(Extracted entries begins)
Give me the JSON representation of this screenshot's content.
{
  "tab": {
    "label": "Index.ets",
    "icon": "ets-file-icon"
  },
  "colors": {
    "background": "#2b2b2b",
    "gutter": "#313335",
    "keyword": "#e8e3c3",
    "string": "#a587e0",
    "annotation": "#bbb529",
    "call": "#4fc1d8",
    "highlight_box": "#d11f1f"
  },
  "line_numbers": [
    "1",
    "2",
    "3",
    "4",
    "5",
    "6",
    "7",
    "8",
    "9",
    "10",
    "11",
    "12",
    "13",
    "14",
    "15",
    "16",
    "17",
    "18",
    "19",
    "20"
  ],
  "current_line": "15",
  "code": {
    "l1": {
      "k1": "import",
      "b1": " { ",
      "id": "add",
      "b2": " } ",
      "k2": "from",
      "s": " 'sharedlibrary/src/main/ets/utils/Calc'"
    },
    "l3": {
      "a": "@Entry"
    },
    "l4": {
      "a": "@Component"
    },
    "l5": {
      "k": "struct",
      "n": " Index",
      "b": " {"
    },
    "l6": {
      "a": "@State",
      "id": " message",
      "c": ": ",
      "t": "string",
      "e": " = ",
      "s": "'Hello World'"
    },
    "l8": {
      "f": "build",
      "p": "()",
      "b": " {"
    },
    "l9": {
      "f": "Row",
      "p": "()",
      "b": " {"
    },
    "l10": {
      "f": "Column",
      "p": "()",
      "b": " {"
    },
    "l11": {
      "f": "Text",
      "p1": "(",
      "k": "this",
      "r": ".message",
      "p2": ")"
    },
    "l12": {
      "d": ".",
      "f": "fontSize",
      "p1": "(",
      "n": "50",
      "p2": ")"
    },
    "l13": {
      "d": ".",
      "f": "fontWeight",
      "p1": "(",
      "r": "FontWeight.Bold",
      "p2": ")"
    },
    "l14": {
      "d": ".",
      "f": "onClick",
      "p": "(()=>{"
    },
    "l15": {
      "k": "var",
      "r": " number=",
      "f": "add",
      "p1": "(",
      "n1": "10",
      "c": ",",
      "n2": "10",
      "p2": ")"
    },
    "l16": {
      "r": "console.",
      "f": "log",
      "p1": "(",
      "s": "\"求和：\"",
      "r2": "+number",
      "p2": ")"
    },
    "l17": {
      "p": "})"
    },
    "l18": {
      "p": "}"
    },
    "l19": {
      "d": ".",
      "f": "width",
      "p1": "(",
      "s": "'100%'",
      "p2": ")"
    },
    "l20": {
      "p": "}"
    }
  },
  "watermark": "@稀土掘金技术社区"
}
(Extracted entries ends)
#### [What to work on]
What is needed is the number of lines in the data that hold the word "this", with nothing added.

#### [Expected answer]
2